Israel and Hamas have agreed to a 72-hour ceasefire in their conflict in the Gaza Strip starting on Friday morning, US Secretary of State John Kerry and UN Secretary-General Ban Ki-moon have announced.      

The ceasefire will begin at 8am local time (0500 GMT) on Friday, 1 August, they said in a joint statement.

The statement said "forces on the ground will remain in place" during the truce, implying that Israeli ground forces will not withdraw.

"We urge all parties to act with restraint until this humanitarian ceasefire begins, and to fully abide by their commitments during the ceasefire," Mr Kerry and Mr Ban said.

"This ceasefire is critical to giving innocent civilians a much-needed reprieve from violence."

Earlier this evening, the US described the shelling of a UN facility in Gaza by the Israeli military is "totally unacceptable and totally indefensible".

A spokesperson for the White House said Israel needs to do more to protect innocent civilians.

"Israel talks frequently about the importance it places on sparing civilian lives but the United States believes its government and military are not doing enough to that end, spokesperson Josh Earnest said at a news briefing.

Meanwhile, the head of the main UN relief agency told the UN Security Council that Palestinians are "facing a precipice" in Gaza,

With more than 220,000 Palestinians already sheltering in UN facilities - four times the number from the last Gaza conflict in 2008-2009 - Philippe Krahenbuhl said he had reached a breaking point.

"I believe the population is facing a precipice and appeal to the international community to take the steps necessary to address this extreme situation," the head of the UN Palestinian refugee agency UNRWA told the 15-member Council.

"It is past time for an immediate and unconditional ceasefire as called for by the Council," he said.

"The illegal blockade of Gaza must be lifted."

More than 1,400 Palestinians, mostly civilians, have died in the fighting, along with 56 Israelis, most of them soldiers.

Earlier today Israel said it would not pull troops from Gaza until they finish destroying a network of cross-border tunnels, despite sharp United Nations criticism over the Palestinian civilian death toll.

Washington said it had agreed to restock Israel's dwindling ammunition supplies, despite increasing international concern over the death toll in Gaza, where 1,395 people have been killed in 24 days of violence.

UN figures indicate two-thirds of the victims were civilians.

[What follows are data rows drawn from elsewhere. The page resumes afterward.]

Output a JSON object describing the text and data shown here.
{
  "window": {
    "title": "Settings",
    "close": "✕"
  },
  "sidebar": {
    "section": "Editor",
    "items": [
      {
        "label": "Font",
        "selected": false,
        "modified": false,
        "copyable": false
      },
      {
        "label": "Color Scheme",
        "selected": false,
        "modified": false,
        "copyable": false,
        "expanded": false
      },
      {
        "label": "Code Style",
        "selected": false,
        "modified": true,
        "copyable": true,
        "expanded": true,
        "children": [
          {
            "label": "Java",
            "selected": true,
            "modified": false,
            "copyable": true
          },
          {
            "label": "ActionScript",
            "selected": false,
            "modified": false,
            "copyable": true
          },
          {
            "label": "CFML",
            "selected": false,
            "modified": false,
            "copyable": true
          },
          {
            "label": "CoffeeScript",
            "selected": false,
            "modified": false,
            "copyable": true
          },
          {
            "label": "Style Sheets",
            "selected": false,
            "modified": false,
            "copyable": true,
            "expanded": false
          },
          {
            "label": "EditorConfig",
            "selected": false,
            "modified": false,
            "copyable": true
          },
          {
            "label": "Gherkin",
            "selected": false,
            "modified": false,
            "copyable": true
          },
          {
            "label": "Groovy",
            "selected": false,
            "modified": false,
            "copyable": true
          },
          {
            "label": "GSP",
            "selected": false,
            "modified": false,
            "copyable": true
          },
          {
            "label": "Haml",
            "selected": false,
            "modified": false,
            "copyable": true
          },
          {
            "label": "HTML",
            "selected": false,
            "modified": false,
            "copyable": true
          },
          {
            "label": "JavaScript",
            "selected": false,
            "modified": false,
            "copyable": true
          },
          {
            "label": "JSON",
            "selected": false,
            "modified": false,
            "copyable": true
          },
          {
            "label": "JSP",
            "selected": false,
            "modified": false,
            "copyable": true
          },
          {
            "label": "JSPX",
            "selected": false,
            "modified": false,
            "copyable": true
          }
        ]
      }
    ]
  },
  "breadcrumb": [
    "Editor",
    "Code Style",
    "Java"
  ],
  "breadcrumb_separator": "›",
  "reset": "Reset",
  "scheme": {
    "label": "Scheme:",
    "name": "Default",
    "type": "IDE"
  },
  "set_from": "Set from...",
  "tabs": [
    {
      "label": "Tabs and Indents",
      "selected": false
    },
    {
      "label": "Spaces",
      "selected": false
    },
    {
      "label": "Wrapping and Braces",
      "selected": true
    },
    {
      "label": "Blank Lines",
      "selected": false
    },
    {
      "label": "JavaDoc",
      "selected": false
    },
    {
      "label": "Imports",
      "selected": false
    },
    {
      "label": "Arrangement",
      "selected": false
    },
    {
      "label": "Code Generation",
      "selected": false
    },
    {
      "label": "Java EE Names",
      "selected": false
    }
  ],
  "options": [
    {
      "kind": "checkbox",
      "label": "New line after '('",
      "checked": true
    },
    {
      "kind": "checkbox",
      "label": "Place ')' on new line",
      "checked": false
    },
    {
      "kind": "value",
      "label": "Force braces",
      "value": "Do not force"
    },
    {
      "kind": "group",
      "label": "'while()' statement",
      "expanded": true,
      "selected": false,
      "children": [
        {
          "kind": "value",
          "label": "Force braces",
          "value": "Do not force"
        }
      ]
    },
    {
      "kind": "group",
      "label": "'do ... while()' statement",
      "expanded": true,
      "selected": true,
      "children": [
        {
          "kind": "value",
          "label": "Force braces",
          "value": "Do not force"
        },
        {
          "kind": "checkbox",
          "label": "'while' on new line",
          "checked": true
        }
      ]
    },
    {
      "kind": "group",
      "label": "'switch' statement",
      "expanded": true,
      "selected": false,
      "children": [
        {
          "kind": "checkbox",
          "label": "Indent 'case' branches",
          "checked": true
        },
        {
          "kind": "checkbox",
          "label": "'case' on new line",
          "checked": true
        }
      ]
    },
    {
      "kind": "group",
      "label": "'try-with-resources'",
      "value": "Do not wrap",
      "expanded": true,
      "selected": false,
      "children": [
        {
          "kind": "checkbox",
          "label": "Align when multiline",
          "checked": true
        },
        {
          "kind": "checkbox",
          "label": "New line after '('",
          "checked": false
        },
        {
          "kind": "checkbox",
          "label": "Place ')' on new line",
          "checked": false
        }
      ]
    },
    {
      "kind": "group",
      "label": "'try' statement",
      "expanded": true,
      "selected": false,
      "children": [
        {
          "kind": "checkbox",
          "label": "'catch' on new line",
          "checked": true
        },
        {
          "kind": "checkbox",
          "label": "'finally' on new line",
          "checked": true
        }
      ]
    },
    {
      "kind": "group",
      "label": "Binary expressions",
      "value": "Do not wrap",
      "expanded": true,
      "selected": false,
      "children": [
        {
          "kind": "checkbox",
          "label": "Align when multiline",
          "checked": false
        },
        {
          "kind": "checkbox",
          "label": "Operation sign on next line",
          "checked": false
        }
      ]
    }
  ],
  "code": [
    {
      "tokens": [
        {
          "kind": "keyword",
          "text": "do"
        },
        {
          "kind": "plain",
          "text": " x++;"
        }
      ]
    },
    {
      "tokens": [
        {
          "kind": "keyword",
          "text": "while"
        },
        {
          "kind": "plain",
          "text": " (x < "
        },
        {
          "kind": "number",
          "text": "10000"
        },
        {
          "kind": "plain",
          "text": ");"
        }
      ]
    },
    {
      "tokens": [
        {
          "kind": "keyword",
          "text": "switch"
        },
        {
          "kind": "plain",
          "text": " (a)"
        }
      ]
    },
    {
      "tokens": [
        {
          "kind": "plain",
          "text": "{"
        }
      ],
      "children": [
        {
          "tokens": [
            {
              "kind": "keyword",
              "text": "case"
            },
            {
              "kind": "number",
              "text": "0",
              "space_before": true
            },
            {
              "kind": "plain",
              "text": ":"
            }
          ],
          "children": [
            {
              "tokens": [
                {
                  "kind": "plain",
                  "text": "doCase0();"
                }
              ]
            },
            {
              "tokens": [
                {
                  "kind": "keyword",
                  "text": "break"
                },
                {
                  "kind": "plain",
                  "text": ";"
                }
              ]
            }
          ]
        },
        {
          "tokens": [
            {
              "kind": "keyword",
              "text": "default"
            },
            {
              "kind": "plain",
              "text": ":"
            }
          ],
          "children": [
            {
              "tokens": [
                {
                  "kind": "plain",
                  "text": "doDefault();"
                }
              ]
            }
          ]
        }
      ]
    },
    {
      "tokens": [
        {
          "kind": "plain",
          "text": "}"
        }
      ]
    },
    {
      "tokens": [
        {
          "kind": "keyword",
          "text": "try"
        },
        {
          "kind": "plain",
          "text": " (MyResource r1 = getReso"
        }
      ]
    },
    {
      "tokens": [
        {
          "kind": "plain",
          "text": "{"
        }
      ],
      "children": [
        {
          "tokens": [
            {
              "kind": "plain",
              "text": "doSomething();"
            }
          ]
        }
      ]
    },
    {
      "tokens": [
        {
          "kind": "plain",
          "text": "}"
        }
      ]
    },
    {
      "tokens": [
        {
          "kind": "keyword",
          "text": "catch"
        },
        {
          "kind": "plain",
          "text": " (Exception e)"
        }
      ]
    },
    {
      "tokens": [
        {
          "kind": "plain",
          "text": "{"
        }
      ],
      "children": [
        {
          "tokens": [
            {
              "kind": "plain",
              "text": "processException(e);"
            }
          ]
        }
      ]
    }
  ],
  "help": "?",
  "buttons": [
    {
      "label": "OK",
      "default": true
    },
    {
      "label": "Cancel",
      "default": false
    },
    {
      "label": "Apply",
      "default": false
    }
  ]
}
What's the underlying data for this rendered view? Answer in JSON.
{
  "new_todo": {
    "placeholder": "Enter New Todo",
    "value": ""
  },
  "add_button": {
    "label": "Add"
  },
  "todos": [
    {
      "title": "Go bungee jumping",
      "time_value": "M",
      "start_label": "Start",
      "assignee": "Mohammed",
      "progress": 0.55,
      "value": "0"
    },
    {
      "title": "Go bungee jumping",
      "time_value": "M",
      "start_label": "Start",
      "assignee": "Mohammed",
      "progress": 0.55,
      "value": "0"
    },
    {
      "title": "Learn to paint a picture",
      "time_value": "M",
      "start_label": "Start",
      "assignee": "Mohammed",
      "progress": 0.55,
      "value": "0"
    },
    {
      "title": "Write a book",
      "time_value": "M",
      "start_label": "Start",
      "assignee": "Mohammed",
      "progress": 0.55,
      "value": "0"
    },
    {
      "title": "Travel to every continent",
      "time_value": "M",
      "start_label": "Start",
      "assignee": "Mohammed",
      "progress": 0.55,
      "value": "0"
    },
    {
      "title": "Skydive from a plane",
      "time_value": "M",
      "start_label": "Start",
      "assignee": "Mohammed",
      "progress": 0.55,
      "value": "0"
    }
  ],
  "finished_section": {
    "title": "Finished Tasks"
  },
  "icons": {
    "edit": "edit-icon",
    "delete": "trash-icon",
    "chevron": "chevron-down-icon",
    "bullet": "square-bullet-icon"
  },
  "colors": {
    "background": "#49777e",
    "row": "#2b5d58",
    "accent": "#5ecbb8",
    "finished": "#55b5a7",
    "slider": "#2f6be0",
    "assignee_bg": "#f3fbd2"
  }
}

Of the civilian dead, nearly half were women and children.

Israel has lost 56 soldiers and three civilians in the conflict.

Earlier, UN human rights chief Navi Pillay criticised what she said was Israel's "deliberate defiance" of international law.

She lambasted the country's attacks on homes, schools, hospitals and UN facilities which are sheltering 250,000 civilians in Gaza.

"There appears to be deliberate defiance of obligations that international law imposes on Israel," she told reporters.

Ms Pillay said that repeated calls to respect the laws of war had gone unheeded during the latest crisis and previous spikes in the Israeli-Hamas conflict.

Israel has pressed ahead with its offensive and has mobilised an extra 16,000 reservists.

Israeli Prime Minister Benjamin Netanyahu's security cabinet yesterday approved continuing the assault launched on 8 July in response to a surge of rocket attacks by Hamas.

But Israel also sent a delegation to Egypt, which has been trying to broker a ceasefire.

Seanad recalled to debate Gaza conflict

Elsewhere, the Seanad sat this afternoon to debate the crises in Gaza and Ukraine, having been recalled from its summer break.

Minister for Foreign Affairs Charlie Flanagan said Israel is responding disproportionately to Hamas rocket attacks.

Mr Flanagan said any use of military force in self-defence must be in accordance with international laws.

He said the level of casualties was unacceptable and illustrated this was not the case. He said Hamas must renounce violence.

On Ireland's controversial abstention from a UN resolution, Mr Flanagan said the decision to abstain was a collective EU decision, and was only taken after prolonged deliberations.

He said the EU partners could not resolve differences over how to conduct the investigation.

The minister said if they had not all agreed to abstain, it was highly likely that a number of EU states would have voted against the resolution, which he said would have reduced EU influence even further.

Labour leader in the Seanad Ivana Bacik said she was disappointed with how Ireland's abstention on the UN vote looked, however she said she appreciated EU unity must be preserved.

But she said Ireland needed to push more strongly within the EU for a form of censure for Israel.

Independent Senator David Norris said Ireland's abstention was shameful and he said it was better to be one country in the right, rather than siding with all the rest in the wrong.

He said Israel was unscrupulously using the Holocaust to justify its actions and he said that rag must be torn away.

Fine Gael leader in the Seanad Maurice Cummins said 52 of the 60 senators  present for today's debate.

Palestinian Ambassador to Ireland Ahmed Abdelrazek was in the public gallery observing the debate.